Worthy: Thanks. You know, I’m going to share a few of my tips. The first one is to provide grace. I think maybe this is just from my spiritual identity. I think sometimes we can be too hard on ourselves [Pernell: Yeah.] and I think that we all can benefit from being more kind to ourselves; giving ourselves more grace. The other thing is, just being more mindful. That doesn’t mean that we have to meditate. It’s just, you know, being more aware of our thoughts, you know, using our observing mind, and taking, creating some distance from our thoughts. I think, at least in my experiences I don’t know if Brence, if you can relate, but sometimes when those like negative thoughts come I can latch onto them, [Pernell: Mmm hmm.] I can spiral, instead of creating some distance. And saying, hmm, I wonder why my mind is going in this direction? And I wonder what these thoughts mean about me, about the situation? Being more curious, like having more perspective.
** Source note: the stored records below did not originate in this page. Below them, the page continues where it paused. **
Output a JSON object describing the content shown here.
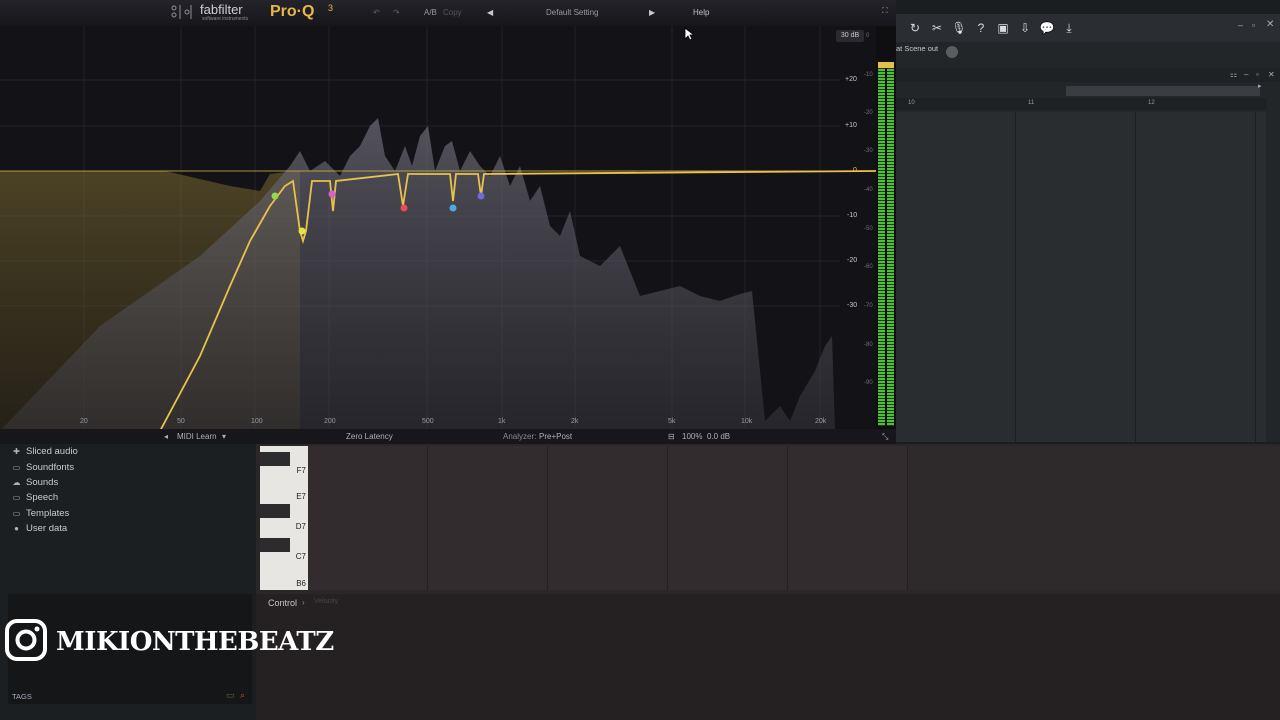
{
  "proq": {
    "brand": "fabfilter",
    "brand_sub": "software instruments",
    "product": "Pro·Q",
    "version": "3",
    "ab_label": "A/B",
    "copy_label": "Copy",
    "preset": "Default Setting",
    "help": "Help",
    "range_label": "30 dB",
    "gain_labels": [
      "+20",
      "+10",
      "0",
      "-10",
      "-20",
      "-30"
    ],
    "meter_labels": [
      "0",
      "-10",
      "-20",
      "-30",
      "-40",
      "-50",
      "-60",
      "-70",
      "-80",
      "-90"
    ],
    "freq_labels": [
      "20",
      "50",
      "100",
      "200",
      "500",
      "1k",
      "2k",
      "5k",
      "10k",
      "20k"
    ],
    "footer": {
      "midi_learn": "MIDI Learn",
      "latency": "Zero Latency",
      "analyzer_label": "Analyzer:",
      "analyzer_value": "Pre+Post",
      "zoom": "100%",
      "gain": "0.0 dB"
    },
    "bands": [
      {
        "color": "#8fdc4a"
      },
      {
        "color": "#e6e34a"
      },
      {
        "color": "#d65fd6"
      },
      {
        "color": "#ec4a5a"
      },
      {
        "color": "#4fa8e8"
      },
      {
        "color": "#6e6ae0"
      }
    ]
  },
  "fl": {
    "scene_out": "at Scene out",
    "ruler": [
      "10",
      "11",
      "12"
    ]
  },
  "browser": {
    "items": [
      {
        "label": "Sliced audio",
        "icon": "plus-icon"
      },
      {
        "label": "Soundfonts",
        "icon": "folder-icon"
      },
      {
        "label": "Sounds",
        "icon": "cloud-icon"
      },
      {
        "label": "Speech",
        "icon": "folder-icon"
      },
      {
        "label": "Templates",
        "icon": "folder-icon"
      },
      {
        "label": "User data",
        "icon": "user-icon"
      }
    ],
    "tags": "TAGS"
  },
  "pianoroll": {
    "keys": [
      "F7",
      "E7",
      "D7",
      "C7",
      "B6"
    ],
    "control": "Control",
    "velocity": "Velocity"
  },
  "watermark": "MIKIONTHEBEATZ"
}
And I think if we could do that, we can start to not only have, show compassion towards ourselves, but to other people. And the last thing, is, you know, being patient, right? You know, many times people come to therapy and I always joke, it's like I don’t have a magic wand for you to get better after this session. You know, change takes time, I think we’re going to face obstacles at various like at different stages in our lives sometimes throughout the same year, but just be patient to yourself. And, you know, just going back to being gracious or providing grace towards yourself. I think it... a lot of times we don’t treat ourselves as good as we treat other people [Pernell: Mmm hmm.] [outro music begins to play] And so just turning that inwards would be my tip for being more compassionate. Did you have any last thoughts Brence?
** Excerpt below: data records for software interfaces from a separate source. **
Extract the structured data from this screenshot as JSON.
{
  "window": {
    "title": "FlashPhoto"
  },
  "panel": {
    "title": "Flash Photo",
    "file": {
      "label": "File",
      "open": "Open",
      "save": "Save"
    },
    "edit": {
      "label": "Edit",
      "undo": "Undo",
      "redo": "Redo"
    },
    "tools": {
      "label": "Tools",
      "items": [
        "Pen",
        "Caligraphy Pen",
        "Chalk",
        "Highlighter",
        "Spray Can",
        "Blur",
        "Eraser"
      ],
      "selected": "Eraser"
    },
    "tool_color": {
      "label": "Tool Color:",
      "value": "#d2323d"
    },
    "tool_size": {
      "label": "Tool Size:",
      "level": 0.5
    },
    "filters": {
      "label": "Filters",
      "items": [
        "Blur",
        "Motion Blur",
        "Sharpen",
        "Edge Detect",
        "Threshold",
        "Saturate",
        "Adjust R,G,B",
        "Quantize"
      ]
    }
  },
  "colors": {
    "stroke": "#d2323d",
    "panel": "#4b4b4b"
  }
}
Pernell: No, I thought that was beautiful.

Worthy: Aw, you’re so sweet.

Pernell: I’m going to apply those tips myself.

Worthy: Aww [both laugh]. Well thank you for coming, I’m so happy to have you here. I share this with my mom all the time, my mom asks about you all the time by the way. [Pernell: Aww.] She’s like have you seen Brence? I’m like, yes [both laugh]. And shout out to my mom because she is the reason why we connected. She sent me a picture of us when were like in first grade [Pernell laughs].

Pernell: Thank you Keoshia, it’s been a pleasure.
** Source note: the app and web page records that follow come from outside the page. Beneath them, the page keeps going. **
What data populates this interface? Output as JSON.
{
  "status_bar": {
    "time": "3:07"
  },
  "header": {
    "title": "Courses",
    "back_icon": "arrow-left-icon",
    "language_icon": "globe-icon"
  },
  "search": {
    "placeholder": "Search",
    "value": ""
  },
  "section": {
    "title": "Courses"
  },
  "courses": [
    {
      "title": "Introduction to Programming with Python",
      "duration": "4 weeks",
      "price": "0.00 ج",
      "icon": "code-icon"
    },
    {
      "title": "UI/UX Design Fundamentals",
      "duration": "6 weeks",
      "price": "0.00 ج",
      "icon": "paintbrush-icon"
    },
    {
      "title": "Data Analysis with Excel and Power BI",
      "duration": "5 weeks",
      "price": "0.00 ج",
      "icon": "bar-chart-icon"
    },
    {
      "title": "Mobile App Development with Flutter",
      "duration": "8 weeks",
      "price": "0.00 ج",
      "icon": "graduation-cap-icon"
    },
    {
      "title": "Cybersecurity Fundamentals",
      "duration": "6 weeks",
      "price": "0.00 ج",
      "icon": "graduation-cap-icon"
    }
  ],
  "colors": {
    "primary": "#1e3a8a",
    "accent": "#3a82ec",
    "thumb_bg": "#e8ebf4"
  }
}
Worthy: Alright.

Worthy: Thank you so much for offering up your time and spending it with me. If you are a Columbia University student on Morningside campus and today’s episode left you feeling like you could benefit from talking more about this topic with an expert, please do not hesitate to call CPS at 212-854-2878. [outro music ends]

Transcribed by https://otter.ai

Behind the Scenes

Brence Pernell and Keoshia Worthy recording the episode